It is normally accepted that preferential bonding of Cr with N is formed in S-phase. With respect to its metal state, the Cr 2p3/2 peak in S-phase shifts 0.5 eV to higher BE. This is consistent with the reported value for Cr–N bonding. The recorded shift of CrN-like compound (0.8 eV) is in the range of literature values for CrN (0.5–1.5 eV).[16, 17] It should be mentioned that diffraction lines assigned as CrN in the XRD pattern (Fig. 3) are broad and exhibits some shift from the standard XRD powder patterns, implying a deviation from the ideal CrN structure. On the other hand, XPS depth profiles (Fig. 4) always demonstrate considerable Fe content through the layer that would affect the structure. Interestingly, it has been reported that S-phase layer thickness increases in the sequence of Ni–Cr, Co–Cr, and Fe–Cr-based alloys, indicating that the role of Fe in the S-phase formation cannot be ignored. Fe–N bonding feature in both S-phase and nitrides is a matter of great interest for future detailed and systematic XPS studies of CrN-like compounds.
Expanded austenite supersaturated with N, or S-phase, formed on industrial low-temperature plasma nitrided surfaces of alloys 304L and 904L. SEM cross sections, EDX, XRD, and XPS analysis show that polishing, shorter nitriding time, and reduced N2 content in the gas lead to thinner S-phase layers. The S-phase on 904L is more stable but thinner than that on 304L. A thick or thin compound layer at the very surface is often observed at least by XPS, and this is related to the initial stage of the plasma nitriding mechanisms.
The high stresses owing to the S-phase formation lead to plastic deformation by both gliding in two or more slip systems and twinning. With respect to the Cr 2p3/2 line for metal state, the core level shift ΔEc is 0.5 eV for S-phase and 0.8 eV for CrN-like compound. In comparison with that of S-phase, N 1s peak for CrN-like compound is moved to lower BE by 0.3 eV.
The authors are grateful for the financial support from the National Graduate School of Materials Science, hosted by Chalmers University of Technology and the National Swedish Energy Administration.

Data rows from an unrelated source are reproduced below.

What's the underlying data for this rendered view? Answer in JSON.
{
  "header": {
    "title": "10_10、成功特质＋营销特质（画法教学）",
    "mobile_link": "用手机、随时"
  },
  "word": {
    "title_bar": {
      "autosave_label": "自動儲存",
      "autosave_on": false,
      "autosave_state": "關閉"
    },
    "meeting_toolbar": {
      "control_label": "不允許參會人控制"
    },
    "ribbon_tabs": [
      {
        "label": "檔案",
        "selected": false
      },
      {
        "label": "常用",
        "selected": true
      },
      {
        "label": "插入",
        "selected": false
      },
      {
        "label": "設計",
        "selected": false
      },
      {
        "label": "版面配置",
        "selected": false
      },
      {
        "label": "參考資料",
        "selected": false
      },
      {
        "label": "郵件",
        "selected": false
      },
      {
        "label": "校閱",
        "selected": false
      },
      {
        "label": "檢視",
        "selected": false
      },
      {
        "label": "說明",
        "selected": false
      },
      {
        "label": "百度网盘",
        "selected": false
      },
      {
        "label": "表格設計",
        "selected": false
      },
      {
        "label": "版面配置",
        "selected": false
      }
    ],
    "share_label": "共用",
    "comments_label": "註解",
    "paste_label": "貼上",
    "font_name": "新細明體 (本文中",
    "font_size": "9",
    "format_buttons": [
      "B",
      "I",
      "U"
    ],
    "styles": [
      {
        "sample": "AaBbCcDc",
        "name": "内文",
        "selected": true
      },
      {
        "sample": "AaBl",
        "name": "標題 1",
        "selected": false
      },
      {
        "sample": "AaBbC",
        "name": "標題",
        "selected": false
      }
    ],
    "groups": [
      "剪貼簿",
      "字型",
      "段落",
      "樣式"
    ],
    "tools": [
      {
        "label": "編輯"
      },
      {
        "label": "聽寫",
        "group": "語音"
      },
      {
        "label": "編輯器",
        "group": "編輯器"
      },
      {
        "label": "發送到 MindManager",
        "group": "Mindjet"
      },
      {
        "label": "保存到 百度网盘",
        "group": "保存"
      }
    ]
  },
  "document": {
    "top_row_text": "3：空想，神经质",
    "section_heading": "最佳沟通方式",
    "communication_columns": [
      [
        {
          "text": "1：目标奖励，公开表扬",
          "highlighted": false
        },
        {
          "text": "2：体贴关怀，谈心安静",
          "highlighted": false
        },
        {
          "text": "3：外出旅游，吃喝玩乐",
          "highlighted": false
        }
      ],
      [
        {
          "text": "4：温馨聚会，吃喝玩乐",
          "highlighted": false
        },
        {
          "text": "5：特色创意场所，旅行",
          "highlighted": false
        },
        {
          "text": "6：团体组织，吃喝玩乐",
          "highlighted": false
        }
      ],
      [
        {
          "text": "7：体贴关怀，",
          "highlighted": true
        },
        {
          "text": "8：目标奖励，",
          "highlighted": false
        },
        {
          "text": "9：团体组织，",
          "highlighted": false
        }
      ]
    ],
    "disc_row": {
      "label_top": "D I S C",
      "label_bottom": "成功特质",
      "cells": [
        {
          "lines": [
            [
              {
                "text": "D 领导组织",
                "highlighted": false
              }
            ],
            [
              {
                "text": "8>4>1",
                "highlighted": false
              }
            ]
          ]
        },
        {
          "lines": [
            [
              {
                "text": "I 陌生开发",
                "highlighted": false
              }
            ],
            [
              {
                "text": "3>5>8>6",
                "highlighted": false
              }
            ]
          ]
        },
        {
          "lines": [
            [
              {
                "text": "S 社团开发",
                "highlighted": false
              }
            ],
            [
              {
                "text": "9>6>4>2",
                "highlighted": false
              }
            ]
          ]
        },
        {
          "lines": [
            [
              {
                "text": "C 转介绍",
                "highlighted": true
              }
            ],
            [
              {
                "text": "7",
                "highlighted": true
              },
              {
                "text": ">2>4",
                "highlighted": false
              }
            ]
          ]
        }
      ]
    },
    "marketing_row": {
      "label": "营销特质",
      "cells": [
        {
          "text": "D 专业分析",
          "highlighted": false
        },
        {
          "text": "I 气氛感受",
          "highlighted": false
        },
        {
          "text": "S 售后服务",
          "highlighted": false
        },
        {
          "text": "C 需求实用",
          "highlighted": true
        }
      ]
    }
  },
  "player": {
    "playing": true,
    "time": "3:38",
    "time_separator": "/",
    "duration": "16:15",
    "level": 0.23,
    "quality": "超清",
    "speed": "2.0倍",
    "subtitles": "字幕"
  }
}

- 1Steel Heat Treatment Metallurgy and Technologies, CRC Press, Boca Raton (FL), 2006.,
- 16Handbook of X-Ray Photoelectron Spectroscopy, Perkin Elmer Corporation, Eden Prairie (MN), 1979., , , ,